  65. Despite some claims to the contrary, Rousseff’s impeachment was not a coup. The impeachment process and the “responsibility” crimes for which a Brazilian president can be impeached are outlined in articles 85 and 86 of the constitution. One of those impeachable offenses is violation of the budgetary law. The independent Federal Accounts Court found that the Rousseff administration had broken the law by fiddling with the budget. In fairness, previous presidents had committed the same crime—although not to the same extent as Rousseff—without facing political consequences. Impeaching Rousseff was certainly a political decision, but the process was legally sound, as demonstrated by the Supreme Court’s finding of no fault in the way it was conducted. It is important to note that, at the time, eight of the eleven justices on the Supreme Court had been appointed by Rousseff and her Workers’ Party predecessor, Lula da Silva. See Diogo Costa and Magno Karl, “Dilma Rousseff’s Impeachment Wouldn’t Be a Coup,” Forbes, April 28, 2016,

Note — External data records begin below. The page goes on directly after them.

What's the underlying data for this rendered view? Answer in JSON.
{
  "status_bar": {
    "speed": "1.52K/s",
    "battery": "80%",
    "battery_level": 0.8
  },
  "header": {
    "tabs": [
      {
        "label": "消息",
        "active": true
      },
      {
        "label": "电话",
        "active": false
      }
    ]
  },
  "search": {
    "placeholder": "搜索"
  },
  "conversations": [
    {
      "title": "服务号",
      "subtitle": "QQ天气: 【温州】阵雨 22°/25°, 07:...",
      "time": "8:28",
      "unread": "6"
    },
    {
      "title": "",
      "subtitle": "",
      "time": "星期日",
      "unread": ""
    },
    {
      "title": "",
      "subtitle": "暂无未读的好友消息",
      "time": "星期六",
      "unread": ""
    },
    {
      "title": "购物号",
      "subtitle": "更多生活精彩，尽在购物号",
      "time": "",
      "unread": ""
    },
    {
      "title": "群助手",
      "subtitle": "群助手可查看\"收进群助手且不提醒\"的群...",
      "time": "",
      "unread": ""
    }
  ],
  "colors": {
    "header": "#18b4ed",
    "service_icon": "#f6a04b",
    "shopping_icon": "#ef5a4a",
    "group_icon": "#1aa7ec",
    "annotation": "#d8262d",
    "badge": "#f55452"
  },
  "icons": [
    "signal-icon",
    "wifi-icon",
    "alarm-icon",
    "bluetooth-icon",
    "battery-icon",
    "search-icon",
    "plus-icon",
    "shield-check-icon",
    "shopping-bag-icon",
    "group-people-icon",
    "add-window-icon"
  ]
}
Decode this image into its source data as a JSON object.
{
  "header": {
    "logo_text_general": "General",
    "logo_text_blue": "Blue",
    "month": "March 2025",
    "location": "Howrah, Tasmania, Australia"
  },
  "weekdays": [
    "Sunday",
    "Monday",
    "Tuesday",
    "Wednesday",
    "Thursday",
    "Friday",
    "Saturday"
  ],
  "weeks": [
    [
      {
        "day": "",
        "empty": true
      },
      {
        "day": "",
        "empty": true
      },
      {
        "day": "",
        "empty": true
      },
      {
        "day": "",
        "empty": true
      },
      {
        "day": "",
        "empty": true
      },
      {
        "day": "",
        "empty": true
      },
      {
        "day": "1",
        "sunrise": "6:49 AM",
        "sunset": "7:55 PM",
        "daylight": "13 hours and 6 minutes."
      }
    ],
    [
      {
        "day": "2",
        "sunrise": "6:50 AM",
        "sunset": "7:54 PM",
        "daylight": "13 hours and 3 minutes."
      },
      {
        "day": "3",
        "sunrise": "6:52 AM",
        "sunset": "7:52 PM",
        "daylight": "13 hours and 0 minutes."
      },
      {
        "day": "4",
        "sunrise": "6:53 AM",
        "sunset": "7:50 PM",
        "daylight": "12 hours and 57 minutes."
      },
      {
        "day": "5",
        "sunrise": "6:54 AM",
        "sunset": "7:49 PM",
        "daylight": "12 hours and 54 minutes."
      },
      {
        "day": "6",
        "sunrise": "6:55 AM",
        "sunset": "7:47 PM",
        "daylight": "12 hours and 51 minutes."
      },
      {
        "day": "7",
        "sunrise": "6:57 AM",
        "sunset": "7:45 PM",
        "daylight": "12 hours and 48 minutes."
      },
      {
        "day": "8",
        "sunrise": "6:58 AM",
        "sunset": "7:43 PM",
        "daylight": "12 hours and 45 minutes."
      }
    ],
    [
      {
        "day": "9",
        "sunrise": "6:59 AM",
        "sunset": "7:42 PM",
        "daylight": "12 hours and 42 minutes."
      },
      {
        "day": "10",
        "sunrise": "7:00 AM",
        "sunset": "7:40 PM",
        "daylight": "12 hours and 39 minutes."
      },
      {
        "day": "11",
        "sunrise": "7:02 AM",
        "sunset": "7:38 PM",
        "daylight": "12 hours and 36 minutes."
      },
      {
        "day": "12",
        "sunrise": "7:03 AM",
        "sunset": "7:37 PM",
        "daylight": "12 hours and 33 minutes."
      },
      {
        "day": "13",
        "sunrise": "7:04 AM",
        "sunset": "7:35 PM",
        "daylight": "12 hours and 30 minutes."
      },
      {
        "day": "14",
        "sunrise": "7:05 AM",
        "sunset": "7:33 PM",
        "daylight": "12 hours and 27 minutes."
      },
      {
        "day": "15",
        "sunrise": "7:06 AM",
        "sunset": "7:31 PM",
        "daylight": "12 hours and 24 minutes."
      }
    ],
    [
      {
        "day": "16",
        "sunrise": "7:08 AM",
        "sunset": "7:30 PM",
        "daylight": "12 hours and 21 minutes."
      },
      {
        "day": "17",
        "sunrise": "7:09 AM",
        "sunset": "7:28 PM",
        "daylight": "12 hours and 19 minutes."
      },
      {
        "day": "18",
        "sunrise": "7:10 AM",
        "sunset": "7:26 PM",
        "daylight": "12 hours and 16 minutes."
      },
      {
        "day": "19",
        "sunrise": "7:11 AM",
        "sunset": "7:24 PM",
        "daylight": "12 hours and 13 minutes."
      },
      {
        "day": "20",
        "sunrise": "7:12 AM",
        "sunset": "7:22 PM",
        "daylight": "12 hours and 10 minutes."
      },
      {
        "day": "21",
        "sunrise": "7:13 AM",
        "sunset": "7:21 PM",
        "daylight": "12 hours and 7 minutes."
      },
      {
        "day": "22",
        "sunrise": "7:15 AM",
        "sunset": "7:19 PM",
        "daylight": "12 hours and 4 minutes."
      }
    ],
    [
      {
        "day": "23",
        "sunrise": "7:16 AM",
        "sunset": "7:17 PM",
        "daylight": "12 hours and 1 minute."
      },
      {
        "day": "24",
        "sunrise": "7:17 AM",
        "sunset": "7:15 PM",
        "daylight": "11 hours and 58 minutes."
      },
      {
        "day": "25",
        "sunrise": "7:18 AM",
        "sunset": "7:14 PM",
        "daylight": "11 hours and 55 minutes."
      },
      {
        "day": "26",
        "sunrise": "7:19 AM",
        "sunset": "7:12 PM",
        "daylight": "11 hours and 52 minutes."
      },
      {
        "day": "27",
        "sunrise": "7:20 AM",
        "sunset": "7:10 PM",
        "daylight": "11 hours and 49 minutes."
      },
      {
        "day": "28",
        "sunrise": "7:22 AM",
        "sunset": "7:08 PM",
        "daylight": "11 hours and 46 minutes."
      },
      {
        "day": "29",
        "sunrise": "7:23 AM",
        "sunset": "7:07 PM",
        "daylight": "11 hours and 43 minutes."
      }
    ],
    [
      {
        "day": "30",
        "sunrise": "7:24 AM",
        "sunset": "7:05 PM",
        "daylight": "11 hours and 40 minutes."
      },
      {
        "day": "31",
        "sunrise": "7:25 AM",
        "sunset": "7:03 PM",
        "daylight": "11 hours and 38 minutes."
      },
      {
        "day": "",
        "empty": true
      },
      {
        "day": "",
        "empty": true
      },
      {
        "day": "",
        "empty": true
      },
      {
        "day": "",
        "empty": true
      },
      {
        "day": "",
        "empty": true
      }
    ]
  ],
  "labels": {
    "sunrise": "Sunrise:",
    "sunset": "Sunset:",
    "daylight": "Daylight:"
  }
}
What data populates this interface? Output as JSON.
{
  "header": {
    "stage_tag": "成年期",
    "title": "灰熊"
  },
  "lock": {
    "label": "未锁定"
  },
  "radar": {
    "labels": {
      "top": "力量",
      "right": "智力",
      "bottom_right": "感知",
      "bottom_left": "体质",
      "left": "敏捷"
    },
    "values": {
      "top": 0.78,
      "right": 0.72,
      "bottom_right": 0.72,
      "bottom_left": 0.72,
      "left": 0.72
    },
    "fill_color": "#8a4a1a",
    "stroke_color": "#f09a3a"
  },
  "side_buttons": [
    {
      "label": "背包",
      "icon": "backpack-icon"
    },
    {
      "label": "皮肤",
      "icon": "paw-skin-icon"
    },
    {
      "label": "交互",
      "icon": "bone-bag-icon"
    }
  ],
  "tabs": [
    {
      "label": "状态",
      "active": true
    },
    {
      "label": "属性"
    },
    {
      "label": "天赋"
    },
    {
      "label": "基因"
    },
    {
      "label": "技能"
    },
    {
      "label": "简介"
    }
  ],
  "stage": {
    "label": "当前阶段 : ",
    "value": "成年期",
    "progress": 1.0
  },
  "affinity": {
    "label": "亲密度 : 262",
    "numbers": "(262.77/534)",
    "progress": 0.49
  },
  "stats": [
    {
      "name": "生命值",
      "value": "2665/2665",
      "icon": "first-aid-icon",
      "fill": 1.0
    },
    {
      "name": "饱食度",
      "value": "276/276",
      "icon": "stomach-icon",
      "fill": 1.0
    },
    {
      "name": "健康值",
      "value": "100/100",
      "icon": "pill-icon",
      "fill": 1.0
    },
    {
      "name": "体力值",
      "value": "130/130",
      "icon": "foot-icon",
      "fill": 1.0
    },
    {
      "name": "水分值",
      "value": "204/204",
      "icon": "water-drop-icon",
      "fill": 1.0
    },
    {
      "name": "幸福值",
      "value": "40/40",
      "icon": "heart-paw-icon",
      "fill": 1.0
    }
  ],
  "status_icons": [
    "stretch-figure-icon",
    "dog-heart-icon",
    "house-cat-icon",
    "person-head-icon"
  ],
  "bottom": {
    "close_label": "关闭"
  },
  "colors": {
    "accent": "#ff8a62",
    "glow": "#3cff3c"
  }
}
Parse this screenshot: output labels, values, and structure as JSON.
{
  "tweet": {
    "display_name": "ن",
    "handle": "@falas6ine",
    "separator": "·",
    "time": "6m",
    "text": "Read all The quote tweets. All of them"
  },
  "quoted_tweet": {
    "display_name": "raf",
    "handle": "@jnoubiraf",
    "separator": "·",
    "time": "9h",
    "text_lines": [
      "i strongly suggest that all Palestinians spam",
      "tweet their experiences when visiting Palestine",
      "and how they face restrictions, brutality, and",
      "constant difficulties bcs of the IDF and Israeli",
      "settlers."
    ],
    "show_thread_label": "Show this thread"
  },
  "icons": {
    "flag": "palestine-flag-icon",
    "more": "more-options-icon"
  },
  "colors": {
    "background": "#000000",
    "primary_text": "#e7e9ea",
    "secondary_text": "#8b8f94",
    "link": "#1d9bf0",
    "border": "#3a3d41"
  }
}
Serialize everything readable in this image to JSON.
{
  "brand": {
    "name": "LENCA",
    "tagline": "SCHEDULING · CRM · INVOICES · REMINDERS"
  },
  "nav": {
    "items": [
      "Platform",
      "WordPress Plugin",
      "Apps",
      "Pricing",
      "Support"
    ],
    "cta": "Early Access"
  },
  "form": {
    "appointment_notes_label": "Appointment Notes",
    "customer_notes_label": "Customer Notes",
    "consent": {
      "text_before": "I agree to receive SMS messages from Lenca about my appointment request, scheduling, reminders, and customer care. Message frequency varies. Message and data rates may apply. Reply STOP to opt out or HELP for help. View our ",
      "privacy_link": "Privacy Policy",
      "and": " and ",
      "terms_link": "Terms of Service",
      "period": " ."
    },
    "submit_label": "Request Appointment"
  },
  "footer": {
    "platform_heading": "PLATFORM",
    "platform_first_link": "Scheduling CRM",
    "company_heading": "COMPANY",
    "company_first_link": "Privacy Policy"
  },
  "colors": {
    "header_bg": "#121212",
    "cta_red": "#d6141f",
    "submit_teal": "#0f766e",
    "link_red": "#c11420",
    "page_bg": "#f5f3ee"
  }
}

  66. Secretariat of Social Communication, Prosecutor General’s Office, Roberto Gurgel destaca independência, modernização e união do MP, MPF’s newsletter, August 15, 2011,
  67. Juliana Dal Piva, “A eleição de Janot foi uma resposta da classe,” Estadão, August 30, 2015,,a-eleicao-de-janot-foi-uma-resposta-da-classe,1753037. This tradition was recently broken by President Michel Temmer, who picked the candidate with the second most votes from the list submitted to him.
  68. Estadão Conteúdo, “’Isso é problema dele, não meu,’ afirma Janot sobre Lula ministro,” Zero Hora, March 16, 2016,
  69. Rede TV, “Janot responde à crítica de Lula dizendo que estudou para ser procurador,” March 18, 2016,
  70. “Act no. 13.047,” Presidência da República, December 2, 2014,
  71. Mario Coelho, “Dilma edita MP que agrada delegados da PF,” Congresso em Foco, October 14, 2014,
  72. Jailton de Carvalho, “Polícia Federal cria força-tarefa para investigar parlamentares,” O Globo, March 6, 2016,
  73. Receita Federal, “Brasil se destaca em operação
    internacional coordenada pela Organização Mundial das Aduanas,” press release, December 17, 2015,
  74. Policia Federal do Brasil, Estatística
    de Operações,
  75. The official task force dedicated to the Operation Car Wash within the PF ended its work in accordance with its schedule, officially shutting down on July 6, 2017. The focus now is inside the MPF, where the task force dedicated to the operation is still expanding, with an expected 200 percent increase in the prosecutors’ budget for 2018. See Rafael Moraes Moura, “MPF triplica orçamento da Lava Jato e aprova alta salarial de 16%,” Exame, July 25, 2017,
Media Name: screen_shot_2017-11-16_at_4.52.19_pm.png

Download the Policy Analysis

About the Author
Geanluca Lorenzon is a Brazilian lawyer and consultant.